=== EXTRACTED ENTRIES ===
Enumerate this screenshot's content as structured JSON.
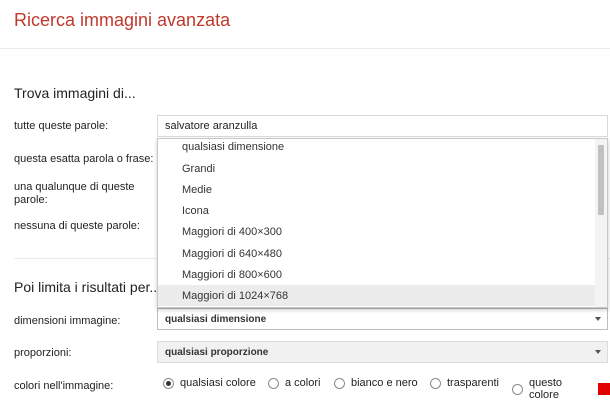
{
  "header": {
    "title": "Ricerca immagini avanzata"
  },
  "find_section": {
    "title": "Trova immagini di...",
    "all_words_label": "tutte queste parole:",
    "all_words_value": "salvatore aranzulla",
    "exact_phrase_label": "questa esatta parola o frase:",
    "any_words_label": "una qualunque di queste parole:",
    "none_words_label": "nessuna di queste parole:"
  },
  "limit_section": {
    "title": "Poi limita i risultati per...",
    "size_label": "dimensioni immagine:",
    "size_value": "qualsiasi dimensione",
    "aspect_label": "proporzioni:",
    "aspect_value": "qualsiasi proporzione",
    "colors_label": "colori nell'immagine:"
  },
  "size_dropdown": {
    "options": [
      "qualsiasi dimensione",
      "Grandi",
      "Medie",
      "Icona",
      "Maggiori di 400×300",
      "Maggiori di 640×480",
      "Maggiori di 800×600",
      "Maggiori di 1024×768"
    ],
    "highlighted_index": 7
  },
  "color_options": {
    "any": "qualsiasi colore",
    "full": "a colori",
    "bw": "bianco e nero",
    "transparent": "trasparenti",
    "this": "questo colore",
    "selected": "any",
    "swatch_color": "#e00000"
  }
}
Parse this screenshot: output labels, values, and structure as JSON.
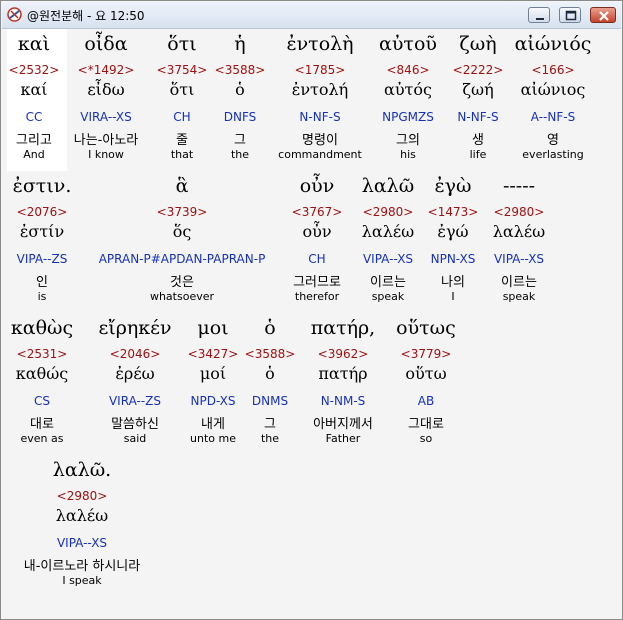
{
  "window": {
    "title": "@원전분해 - 요 12:50",
    "icons": {
      "app": "app-logo-icon",
      "minimize": "minimize-icon",
      "maximize": "maximize-icon",
      "close": "close-icon"
    }
  },
  "rows": [
    {
      "words": [
        {
          "greek": "καὶ",
          "strong": "<2532>",
          "lemma": "καί",
          "parse": "CC",
          "korean": "그리고",
          "english": "And"
        },
        {
          "greek": "οἶδα",
          "strong": "<*1492>",
          "lemma": "εἶδω",
          "parse": "VIRA--XS",
          "korean": "나는-아노라",
          "english": "I know"
        },
        {
          "greek": "ὅτι",
          "strong": "<3754>",
          "lemma": "ὅτι",
          "parse": "CH",
          "korean": "줄",
          "english": "that"
        },
        {
          "greek": "ἡ",
          "strong": "<3588>",
          "lemma": "ὁ",
          "parse": "DNFS",
          "korean": "그",
          "english": "the"
        },
        {
          "greek": "ἐντολὴ",
          "strong": "<1785>",
          "lemma": "ἐντολή",
          "parse": "N-NF-S",
          "korean": "명령이",
          "english": "commandment"
        },
        {
          "greek": "αὐτοῦ",
          "strong": "<846>",
          "lemma": "αὐτός",
          "parse": "NPGMZS",
          "korean": "그의",
          "english": "his"
        },
        {
          "greek": "ζωὴ",
          "strong": "<2222>",
          "lemma": "ζωή",
          "parse": "N-NF-S",
          "korean": "생",
          "english": "life"
        },
        {
          "greek": "αἰώνιός",
          "strong": "<166>",
          "lemma": "αἰώνιος",
          "parse": "A--NF-S",
          "korean": "영",
          "english": "everlasting"
        }
      ]
    },
    {
      "words": [
        {
          "greek": "ἐστιν.",
          "strong": "<2076>",
          "lemma": "ἐστίν",
          "parse": "VIPA--ZS",
          "korean": "인",
          "english": "is"
        },
        {
          "greek": "ἃ",
          "strong": "<3739>",
          "lemma": "ὅς",
          "parse": "APRAN-P#APDAN-PAPRAN-P",
          "korean": "것은",
          "english": "whatsoever"
        },
        {
          "greek": "οὖν",
          "strong": "<3767>",
          "lemma": "οὖν",
          "parse": "CH",
          "korean": "그러므로",
          "english": "therefor"
        },
        {
          "greek": "λαλῶ",
          "strong": "<2980>",
          "lemma": "λαλέω",
          "parse": "VIPA--XS",
          "korean": "이르는",
          "english": "speak"
        },
        {
          "greek": "ἐγὼ",
          "strong": "<1473>",
          "lemma": "ἐγώ",
          "parse": "NPN-XS",
          "korean": "나의",
          "english": "I"
        },
        {
          "greek": "-----",
          "strong": "<2980>",
          "lemma": "λαλέω",
          "parse": "VIPA--XS",
          "korean": "이르는",
          "english": "speak"
        }
      ]
    },
    {
      "words": [
        {
          "greek": "καθὼς",
          "strong": "<2531>",
          "lemma": "καθώς",
          "parse": "CS",
          "korean": "대로",
          "english": "even as"
        },
        {
          "greek": "εἴρηκέν",
          "strong": "<2046>",
          "lemma": "ἐρέω",
          "parse": "VIRA--ZS",
          "korean": "말씀하신",
          "english": "said"
        },
        {
          "greek": "μοι",
          "strong": "<3427>",
          "lemma": "μοί",
          "parse": "NPD-XS",
          "korean": "내게",
          "english": "unto me"
        },
        {
          "greek": "ὁ",
          "strong": "<3588>",
          "lemma": "ὁ",
          "parse": "DNMS",
          "korean": "그",
          "english": "the"
        },
        {
          "greek": "πατήρ,",
          "strong": "<3962>",
          "lemma": "πατήρ",
          "parse": "N-NM-S",
          "korean": "아버지께서",
          "english": "Father"
        },
        {
          "greek": "οὕτως",
          "strong": "<3779>",
          "lemma": "οὕτω",
          "parse": "AB",
          "korean": "그대로",
          "english": "so"
        }
      ]
    },
    {
      "words": [
        {
          "greek": "λαλῶ.",
          "strong": "<2980>",
          "lemma": "λαλέω",
          "parse": "VIPA--XS",
          "korean": "내-이르노라 하시니라",
          "english": "I speak"
        }
      ]
    }
  ]
}
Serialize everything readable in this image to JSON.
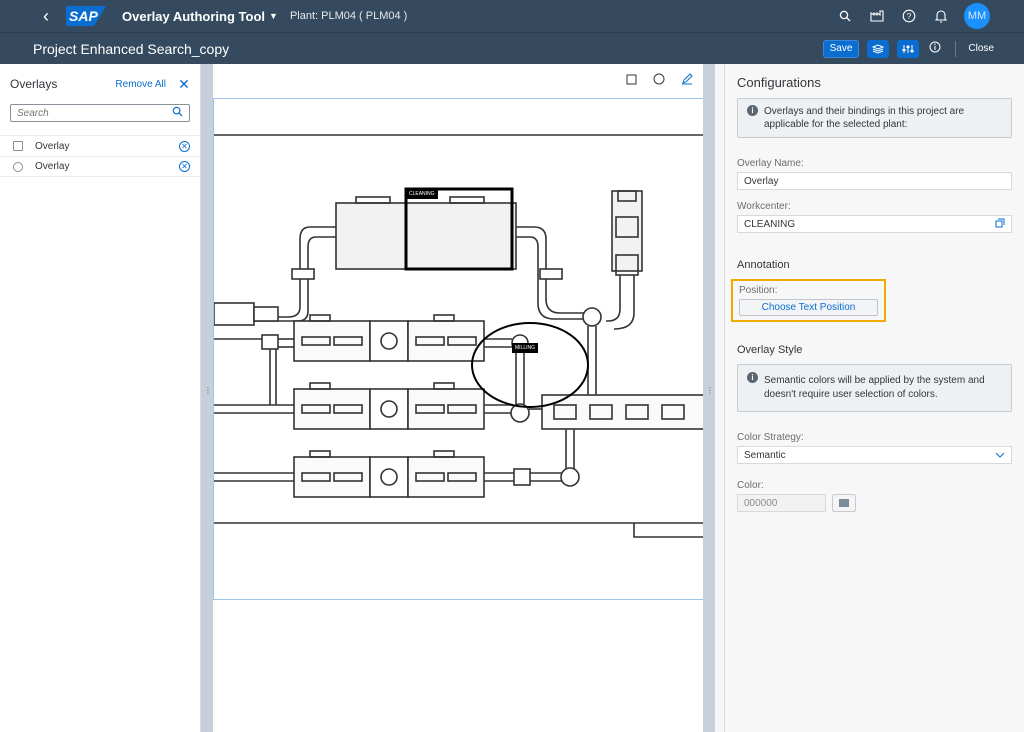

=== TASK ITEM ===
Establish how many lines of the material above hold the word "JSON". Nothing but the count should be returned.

=== FINISHED EXERCISE ===
3